Here and gone. That’s what it is to be human, I think—to be both someone and no one at once, to hold a particular identity in the world (our names, our place of origins, our family and affectional ties) and to feel that solid set of ties also capable of dissolution, slipping away, as we become moments of attention.– Mark Doty
Atypical attention is anchored to the present moment. There is only ‘Now’ and ‘Not Now.’ This is one reason why we are generally obsessed with short-term rewards. Instant gratification. It’s part of the way our mind works that can be extremely spontaneous and fun. Without active management, however, it can be incredibly destructive as we are particularly susceptible to quick distractions. Small indulgences feel rewarding and divert our restless minds, but can become addictive behavioral loops that prevent us from maintaining a sustained effort.
Often, we tell ourselves that these little indulgences are for our mental health. “If I wasn’t playing a game right now, I’d be having a panic attack, so this is actually the only reasonable choice.” We view it as self-care.
Self-care and self-medication are important. Don’t dilute your self-care activities by overdoing them. I’m not advocating an ascetic lifestyle free of little treats. Rather, we must recalibrate our relationship with little distractions and start using them AS REWARDS rather than staples of our diet. Short-term rewards are like the snacks that quickly take the place of more nourishing meals. Too much snacking makes us feel empty and sluggish and less likely to go out and hunt bigger game.
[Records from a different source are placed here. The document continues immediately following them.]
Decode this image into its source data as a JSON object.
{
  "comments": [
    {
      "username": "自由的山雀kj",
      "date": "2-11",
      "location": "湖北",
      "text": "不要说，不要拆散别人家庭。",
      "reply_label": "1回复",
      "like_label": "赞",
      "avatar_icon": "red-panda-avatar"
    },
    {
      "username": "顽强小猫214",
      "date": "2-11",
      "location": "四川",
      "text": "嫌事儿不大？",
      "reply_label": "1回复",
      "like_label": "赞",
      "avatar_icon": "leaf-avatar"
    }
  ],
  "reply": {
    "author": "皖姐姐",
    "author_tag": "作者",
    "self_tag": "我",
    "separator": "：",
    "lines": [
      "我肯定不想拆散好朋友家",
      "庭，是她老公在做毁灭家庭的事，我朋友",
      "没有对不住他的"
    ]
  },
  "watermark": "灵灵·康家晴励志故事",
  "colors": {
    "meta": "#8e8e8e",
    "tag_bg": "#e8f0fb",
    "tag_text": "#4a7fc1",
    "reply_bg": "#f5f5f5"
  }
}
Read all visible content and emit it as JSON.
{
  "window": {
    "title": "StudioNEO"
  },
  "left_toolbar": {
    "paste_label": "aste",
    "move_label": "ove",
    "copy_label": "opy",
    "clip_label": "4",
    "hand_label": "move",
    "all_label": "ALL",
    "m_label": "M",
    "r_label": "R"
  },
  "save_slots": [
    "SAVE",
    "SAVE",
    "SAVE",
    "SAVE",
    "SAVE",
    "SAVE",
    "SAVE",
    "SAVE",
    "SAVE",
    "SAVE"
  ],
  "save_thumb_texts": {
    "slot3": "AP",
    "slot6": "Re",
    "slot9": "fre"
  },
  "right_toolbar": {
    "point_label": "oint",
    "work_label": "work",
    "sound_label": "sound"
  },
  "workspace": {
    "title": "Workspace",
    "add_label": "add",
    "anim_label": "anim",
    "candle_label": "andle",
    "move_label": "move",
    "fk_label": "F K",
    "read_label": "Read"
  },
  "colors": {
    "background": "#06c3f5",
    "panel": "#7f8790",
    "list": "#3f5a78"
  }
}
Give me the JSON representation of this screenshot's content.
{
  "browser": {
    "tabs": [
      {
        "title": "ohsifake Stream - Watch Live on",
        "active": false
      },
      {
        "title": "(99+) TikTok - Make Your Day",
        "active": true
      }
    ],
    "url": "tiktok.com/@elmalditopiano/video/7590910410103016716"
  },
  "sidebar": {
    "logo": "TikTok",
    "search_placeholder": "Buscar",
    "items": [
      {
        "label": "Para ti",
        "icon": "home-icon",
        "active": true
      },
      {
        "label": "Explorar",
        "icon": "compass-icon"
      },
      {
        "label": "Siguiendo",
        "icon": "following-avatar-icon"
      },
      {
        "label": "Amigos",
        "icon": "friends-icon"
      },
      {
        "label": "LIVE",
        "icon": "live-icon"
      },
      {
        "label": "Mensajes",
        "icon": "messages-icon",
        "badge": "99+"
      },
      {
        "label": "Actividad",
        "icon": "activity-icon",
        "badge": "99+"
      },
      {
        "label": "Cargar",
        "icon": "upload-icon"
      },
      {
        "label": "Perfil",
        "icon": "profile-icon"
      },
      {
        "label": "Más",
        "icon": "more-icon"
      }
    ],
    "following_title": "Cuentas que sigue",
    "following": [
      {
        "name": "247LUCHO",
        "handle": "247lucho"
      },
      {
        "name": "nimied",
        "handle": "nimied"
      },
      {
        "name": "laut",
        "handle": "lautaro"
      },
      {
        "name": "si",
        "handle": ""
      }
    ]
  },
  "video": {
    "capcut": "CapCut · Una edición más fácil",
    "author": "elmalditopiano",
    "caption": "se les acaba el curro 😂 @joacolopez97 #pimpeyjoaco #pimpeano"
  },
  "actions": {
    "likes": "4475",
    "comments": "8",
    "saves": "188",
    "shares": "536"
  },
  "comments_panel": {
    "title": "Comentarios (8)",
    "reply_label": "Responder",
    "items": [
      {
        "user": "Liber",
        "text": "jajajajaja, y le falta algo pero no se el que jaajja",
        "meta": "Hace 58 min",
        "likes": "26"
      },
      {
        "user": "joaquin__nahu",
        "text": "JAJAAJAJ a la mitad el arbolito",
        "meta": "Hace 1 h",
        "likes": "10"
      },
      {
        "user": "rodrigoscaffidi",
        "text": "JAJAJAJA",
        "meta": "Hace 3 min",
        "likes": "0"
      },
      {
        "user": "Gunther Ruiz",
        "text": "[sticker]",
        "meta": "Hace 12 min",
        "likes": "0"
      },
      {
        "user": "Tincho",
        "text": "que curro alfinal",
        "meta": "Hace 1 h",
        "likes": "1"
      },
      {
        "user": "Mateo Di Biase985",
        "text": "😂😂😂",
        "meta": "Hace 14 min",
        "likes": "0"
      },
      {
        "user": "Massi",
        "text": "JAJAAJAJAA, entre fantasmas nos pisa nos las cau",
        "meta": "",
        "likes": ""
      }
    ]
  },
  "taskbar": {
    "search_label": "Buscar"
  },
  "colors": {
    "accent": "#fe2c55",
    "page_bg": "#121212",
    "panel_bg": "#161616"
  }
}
It’s too easy for us to create justifications for little indulgences throughout the day. Instant gratifications that pull us away from our best laid plans; enticing with their immediacy.
- “I’m tired, so I’ll lie down and look at my phone.”
- “My tummy hurts, I’ll get some ice cream.”
- “I’ll have a drink to loosen up for the presentation.”
This establishes a vicious cycle where we need more and more self-care to assuage the inner distress we feel when we continue to flounder on progress toward long-term goals and rewards that would actually be fulfilling for us.
We set the bar increasingly lower; reinforcing familiar patterns which dispense instant gratification at the expense of patterns that require patience and perseverance. We learn to accept minor setbacks as critical failures quickly to jump straight to the self-care ice cream. We learn to love that ice cream despite the shame.
Feelings of reward
Atypicals do not process feelings of being rewarded as powerfully as neurotypicals. We are less powerfully gratified by the neurochemicals associated with accomplishment. The positive feelings we get from big rewards are not much different than the feelings we get from small rewards. Often, this leads us to naturally gravitate toward more frequent short-term rewards at the expense of long-term rewards. But that doesn’t mean we need to settle for small rewards.
Consciously observe your small indulgences throughout the day. Right them down. Note how much time you spend with each one. Then set healthy limits and decide how you’ll tie these indulgences to your important responsibilities as motivation to get those things done. Simply taking stock of your little distractions can give you the awareness to reassess their presence in your daily life and free up time for some of your more important, long-term passions.
Learn more treatment tactics for going forward from the ADHD GO Book.